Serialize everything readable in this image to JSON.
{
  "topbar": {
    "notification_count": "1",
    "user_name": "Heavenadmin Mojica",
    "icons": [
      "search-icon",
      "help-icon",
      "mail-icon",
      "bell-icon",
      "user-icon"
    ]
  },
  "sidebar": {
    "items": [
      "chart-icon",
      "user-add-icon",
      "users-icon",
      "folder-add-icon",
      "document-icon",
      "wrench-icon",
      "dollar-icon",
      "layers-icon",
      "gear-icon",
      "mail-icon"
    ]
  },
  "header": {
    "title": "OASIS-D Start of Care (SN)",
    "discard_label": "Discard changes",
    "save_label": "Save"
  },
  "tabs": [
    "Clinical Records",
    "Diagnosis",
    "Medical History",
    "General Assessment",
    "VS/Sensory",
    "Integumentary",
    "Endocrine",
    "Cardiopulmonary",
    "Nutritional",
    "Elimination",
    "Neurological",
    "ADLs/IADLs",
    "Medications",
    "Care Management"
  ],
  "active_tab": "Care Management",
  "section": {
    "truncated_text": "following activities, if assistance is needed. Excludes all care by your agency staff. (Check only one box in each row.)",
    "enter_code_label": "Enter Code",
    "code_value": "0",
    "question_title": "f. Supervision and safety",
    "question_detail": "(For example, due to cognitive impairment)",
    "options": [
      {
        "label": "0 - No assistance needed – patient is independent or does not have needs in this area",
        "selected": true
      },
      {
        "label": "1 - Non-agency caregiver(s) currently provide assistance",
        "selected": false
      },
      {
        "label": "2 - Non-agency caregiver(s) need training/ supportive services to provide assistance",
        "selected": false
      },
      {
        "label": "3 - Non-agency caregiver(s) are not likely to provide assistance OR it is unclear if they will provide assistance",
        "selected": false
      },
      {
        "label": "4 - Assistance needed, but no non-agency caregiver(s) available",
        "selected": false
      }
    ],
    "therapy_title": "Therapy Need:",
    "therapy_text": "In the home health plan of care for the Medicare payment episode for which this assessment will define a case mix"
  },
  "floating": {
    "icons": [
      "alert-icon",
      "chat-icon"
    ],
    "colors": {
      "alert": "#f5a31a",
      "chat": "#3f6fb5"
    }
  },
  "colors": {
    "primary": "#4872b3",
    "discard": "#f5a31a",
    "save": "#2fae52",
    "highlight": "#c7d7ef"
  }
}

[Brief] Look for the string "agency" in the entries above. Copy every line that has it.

[Solution to the exercise]
    "truncated_text": "following activities, if assistance is needed. Excludes all care by your agency staff. (Check only one box in each row.)",
        "label": "1 - Non-agency caregiver(s) currently provide assistance",
        "label": "2 - Non-agency caregiver(s) need training/ supportive services to provide assistance",
        "label": "3 - Non-agency caregiver(s) are not likely to provide assistance OR it is unclear if they will provide assistance",
        "label": "4 - Assistance needed, but no non-agency caregiver(s) available",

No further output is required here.